Write the remainder of the press release in descending order of importance. In journalism, this is called the “inverted-pyramid” style of writing. The most important, base-laying news goes at the top, the lesser details below.
Frame your news—establish its importance and impact, and your position—by the end of the lead paragraph. At the latest, your news should be framed by the end of the second paragraph. By the third paragraph you should move your key messages.
Include one or two pithy soundbite quotes in the press release.
In media advisories, list the “Five W 's” —who, what, when, where and why—after the headline and lead framing paragraph.
WHO: Who is announcing the news? This will probably be your organization or coalition. But remember, the news is not the fact that your group is announcing something, but what is being announced. Therefore, the lead paragraph will first communicate the news, then indicate who made it. A brief list of key speakers may be included here, with their names and affiliations.
WHAT: What is being announced: a media event, rally, protest, press conference or release of a new report?
WHERE: The location of the event. Include the actual address or directions, unless it is an obvious place like the main steps of City Hall.
WHEN: The time—include am or pm—and date. Make certain the day and date correspond.
WHY: This is your key message. It is “why” you are making news.
Since your event will feature strong visuals, tip reporters off to the photo opportunities at the end of the media advisory. This is utterly essential for TV.
End both advisories and press releases with the marks ###, or -30-. T his lets journalists know the release is over. If your release jumps to the next page, write “more” at the bottom and center it. At the top left corner of the next page, write “Page 2” and provide a subject reference.
When to Send the Release
In general, you should mail (including email, for those reporters who prefer emails) the release ten days before the event, fax it five days before the event, and follow up with a phone call within three days of the event. Of these three methods, faxing (or emailing) and calling are paramount.

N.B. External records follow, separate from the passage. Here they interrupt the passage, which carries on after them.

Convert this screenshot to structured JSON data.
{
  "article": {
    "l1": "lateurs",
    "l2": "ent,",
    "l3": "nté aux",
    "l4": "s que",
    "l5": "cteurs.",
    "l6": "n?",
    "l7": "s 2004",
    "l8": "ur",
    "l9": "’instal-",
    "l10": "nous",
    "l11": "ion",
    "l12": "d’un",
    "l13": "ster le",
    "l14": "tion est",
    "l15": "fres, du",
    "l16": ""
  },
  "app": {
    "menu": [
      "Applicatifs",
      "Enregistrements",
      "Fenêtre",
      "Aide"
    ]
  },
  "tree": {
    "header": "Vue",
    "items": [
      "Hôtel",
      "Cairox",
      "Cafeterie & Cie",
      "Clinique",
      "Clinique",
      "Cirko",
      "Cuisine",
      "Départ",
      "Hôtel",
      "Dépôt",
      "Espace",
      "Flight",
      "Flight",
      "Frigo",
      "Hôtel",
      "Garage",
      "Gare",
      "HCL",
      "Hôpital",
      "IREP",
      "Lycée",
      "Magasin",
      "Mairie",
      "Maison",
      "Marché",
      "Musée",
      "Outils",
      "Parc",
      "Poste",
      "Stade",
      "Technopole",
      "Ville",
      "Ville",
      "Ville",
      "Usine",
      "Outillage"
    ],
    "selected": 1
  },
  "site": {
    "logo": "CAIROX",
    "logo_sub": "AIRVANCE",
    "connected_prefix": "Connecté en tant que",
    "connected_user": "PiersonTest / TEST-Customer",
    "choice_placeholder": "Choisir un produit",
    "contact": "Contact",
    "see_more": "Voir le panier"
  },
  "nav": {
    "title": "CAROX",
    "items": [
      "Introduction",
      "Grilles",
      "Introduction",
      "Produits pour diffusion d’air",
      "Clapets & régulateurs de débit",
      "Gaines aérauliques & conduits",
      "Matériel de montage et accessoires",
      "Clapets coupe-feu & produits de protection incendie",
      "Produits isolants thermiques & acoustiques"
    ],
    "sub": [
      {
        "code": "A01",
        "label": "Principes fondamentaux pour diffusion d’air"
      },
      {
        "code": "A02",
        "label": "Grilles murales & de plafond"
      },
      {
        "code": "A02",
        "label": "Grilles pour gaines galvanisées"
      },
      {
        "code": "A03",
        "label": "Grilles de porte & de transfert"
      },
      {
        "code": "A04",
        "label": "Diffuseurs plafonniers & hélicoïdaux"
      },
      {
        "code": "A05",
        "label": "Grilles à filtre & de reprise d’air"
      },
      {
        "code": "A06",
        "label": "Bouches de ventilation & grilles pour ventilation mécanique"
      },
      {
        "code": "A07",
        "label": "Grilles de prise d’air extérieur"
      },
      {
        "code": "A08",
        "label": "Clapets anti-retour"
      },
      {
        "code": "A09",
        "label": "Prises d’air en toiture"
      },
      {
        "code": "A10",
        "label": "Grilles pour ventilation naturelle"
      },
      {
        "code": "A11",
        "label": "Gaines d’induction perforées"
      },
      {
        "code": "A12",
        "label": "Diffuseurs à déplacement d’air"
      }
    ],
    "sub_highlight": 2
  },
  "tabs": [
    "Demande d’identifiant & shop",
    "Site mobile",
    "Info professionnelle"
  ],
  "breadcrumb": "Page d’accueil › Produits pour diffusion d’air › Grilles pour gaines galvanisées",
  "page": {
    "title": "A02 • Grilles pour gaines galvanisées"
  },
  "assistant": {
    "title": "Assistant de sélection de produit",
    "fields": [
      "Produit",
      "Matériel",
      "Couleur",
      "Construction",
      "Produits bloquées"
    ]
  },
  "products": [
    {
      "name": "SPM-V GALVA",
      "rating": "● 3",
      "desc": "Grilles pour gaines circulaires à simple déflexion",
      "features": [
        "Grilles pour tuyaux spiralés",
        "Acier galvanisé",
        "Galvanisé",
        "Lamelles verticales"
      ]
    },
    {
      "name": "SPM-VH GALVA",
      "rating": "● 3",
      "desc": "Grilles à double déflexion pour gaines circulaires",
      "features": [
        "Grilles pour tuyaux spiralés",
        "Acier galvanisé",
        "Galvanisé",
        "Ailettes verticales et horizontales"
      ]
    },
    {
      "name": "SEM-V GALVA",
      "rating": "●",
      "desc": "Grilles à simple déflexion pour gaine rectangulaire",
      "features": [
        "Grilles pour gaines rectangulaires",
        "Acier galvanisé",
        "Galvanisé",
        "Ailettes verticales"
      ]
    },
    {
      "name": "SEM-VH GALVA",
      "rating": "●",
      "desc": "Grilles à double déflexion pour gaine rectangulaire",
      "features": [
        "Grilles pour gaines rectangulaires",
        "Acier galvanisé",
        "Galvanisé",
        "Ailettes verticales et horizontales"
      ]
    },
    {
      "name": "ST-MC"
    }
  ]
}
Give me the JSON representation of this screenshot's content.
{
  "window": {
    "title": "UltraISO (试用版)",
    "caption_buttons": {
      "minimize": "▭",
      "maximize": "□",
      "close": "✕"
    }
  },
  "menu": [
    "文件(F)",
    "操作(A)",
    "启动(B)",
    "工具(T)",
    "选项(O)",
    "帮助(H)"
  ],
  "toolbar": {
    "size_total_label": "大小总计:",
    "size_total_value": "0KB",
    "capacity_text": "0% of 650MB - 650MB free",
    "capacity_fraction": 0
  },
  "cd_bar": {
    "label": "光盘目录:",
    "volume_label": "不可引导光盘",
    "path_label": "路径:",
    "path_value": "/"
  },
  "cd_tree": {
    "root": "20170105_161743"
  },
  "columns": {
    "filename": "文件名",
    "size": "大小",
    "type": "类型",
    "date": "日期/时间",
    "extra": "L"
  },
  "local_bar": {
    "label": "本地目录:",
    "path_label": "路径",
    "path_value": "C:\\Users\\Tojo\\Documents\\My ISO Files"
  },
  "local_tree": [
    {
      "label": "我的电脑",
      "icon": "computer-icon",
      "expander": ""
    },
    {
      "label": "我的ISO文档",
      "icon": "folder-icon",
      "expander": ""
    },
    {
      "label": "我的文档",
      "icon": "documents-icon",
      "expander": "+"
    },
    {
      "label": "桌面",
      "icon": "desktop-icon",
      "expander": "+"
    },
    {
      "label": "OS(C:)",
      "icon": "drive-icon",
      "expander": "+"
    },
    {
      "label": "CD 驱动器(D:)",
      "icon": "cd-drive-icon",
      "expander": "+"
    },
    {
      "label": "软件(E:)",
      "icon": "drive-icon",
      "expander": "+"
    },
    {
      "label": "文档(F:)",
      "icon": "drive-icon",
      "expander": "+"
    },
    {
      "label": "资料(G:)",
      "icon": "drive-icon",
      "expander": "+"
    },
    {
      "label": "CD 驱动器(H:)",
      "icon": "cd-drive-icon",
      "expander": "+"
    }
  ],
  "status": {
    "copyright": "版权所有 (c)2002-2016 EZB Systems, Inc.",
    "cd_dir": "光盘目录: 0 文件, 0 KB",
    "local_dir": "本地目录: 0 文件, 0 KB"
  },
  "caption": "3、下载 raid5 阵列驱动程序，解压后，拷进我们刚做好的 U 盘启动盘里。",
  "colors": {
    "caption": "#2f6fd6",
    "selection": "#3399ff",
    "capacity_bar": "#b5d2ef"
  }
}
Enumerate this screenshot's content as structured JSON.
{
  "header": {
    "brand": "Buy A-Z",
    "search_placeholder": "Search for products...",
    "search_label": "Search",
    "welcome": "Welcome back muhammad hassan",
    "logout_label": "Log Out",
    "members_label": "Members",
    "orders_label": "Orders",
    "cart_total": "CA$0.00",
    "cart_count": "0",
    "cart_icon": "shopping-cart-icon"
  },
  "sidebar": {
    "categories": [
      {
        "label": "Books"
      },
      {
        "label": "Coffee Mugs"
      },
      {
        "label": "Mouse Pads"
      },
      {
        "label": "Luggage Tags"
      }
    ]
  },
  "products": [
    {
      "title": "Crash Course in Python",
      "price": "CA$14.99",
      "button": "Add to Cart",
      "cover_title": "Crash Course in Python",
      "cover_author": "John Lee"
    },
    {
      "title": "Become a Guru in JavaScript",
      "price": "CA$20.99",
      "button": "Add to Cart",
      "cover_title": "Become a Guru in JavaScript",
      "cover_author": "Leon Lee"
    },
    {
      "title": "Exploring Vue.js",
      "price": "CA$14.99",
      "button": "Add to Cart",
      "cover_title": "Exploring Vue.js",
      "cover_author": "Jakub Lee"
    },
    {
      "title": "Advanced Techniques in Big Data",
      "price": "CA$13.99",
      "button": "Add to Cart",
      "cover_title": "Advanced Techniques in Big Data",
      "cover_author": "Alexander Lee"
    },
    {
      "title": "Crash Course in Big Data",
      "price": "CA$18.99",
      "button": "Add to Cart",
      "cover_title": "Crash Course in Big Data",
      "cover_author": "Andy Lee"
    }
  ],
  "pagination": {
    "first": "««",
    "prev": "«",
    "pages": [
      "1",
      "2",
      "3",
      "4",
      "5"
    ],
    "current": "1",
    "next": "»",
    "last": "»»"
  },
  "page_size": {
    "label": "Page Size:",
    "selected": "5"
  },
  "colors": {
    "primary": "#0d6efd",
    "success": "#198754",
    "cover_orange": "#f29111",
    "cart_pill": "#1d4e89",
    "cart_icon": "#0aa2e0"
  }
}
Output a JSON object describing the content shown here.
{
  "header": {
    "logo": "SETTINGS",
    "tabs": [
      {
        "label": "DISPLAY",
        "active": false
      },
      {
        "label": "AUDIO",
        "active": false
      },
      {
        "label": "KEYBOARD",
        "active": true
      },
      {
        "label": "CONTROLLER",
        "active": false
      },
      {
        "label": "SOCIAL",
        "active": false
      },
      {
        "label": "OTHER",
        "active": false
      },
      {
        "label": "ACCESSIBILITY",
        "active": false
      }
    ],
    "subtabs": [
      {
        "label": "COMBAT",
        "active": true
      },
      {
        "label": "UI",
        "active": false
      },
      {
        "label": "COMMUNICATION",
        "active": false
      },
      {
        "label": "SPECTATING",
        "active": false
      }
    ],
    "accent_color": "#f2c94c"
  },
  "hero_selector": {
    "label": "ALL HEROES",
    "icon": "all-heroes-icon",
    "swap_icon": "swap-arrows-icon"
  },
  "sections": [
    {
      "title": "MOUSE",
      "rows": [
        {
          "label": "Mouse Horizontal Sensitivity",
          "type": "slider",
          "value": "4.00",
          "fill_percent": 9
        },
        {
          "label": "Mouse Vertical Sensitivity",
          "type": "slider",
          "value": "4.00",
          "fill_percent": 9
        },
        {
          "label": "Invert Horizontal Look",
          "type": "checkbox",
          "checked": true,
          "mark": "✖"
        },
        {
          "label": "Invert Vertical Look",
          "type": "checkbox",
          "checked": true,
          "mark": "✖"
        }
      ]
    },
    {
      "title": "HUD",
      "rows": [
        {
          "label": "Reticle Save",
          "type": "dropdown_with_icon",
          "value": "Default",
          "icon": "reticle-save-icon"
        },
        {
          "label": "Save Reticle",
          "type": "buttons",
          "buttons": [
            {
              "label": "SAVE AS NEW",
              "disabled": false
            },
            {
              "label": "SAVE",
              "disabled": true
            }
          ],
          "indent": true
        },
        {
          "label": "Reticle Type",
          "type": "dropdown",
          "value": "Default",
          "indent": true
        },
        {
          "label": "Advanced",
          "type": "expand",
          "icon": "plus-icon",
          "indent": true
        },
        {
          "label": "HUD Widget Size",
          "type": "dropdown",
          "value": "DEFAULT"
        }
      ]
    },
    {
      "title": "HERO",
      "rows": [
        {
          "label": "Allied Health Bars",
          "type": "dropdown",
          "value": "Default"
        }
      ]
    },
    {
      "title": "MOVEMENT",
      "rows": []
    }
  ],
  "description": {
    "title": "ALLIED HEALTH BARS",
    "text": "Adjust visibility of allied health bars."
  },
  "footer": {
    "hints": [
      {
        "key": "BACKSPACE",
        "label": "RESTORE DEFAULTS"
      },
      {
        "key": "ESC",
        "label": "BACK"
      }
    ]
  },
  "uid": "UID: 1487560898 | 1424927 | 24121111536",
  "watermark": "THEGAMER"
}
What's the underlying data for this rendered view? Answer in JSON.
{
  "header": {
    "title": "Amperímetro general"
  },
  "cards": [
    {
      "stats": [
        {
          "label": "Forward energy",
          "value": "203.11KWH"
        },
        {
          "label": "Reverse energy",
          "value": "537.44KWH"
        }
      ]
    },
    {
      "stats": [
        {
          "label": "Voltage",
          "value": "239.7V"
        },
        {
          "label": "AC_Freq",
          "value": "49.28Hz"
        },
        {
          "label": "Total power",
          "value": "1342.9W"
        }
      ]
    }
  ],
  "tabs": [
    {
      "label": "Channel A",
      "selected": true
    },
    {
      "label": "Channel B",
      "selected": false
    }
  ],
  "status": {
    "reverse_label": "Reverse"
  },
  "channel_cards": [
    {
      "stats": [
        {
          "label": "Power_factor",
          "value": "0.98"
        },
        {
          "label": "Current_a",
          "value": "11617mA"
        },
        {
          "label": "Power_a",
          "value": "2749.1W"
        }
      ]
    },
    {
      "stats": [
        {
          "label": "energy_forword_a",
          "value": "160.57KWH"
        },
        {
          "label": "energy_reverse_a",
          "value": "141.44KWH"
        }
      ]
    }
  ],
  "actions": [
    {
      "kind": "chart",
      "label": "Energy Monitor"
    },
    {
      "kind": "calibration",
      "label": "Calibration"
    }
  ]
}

Remember: Do not call reporters to ask if they got your release. They do not have time to respond to every release they receive. Instead, call them to pitch the news and remind them about the release. Be prepared to send another if the first was misplaced.
News Release Taboos
• Do not include jargon or political rhetoric in your releases.
• There should be no mission statements in releases.
• Do not write in long sentences and ponderous paragraphs. One- or two-sentence paragraphs are fine.
• Typos, factual inaccuracies and other mistakes kill the integrity of your organization and news.
• Keep it short.
• Write a strong headline or stacked headline.
• Write a tight and hard-hitting lead paragraph.
• Move your messages!
Sample Press Release
Press releases are typically written like news stories. They summarize the news and event, contain quotes, “color” and background. A press release is written as if it were to appear in the morning newspaper, although most media will not run the release verbatim (some neighborhood or smaller press will, however). The press release is distributed at the news event, included in the press kit, and faxed or e-mailed to no-show reporters the day the news is made. Press releases should be no more than one or two pages long.
Sample Media Advisory
A media advisory is written in simple form without many details. Primarily , it contains the who, what, where, when and why of an event. The “why,” of course, is your key message. The advisory alerts journalists to an up-coming event without giving away all the substance. Media advisories should be no longer than a page in length.
Fax or email 3-5 days in advance, or at least the day before. Follow it up with a phone call to the targeted reporter the day before the event to ensure they are coming.
2005 The SPIN Project. Some rights reserved.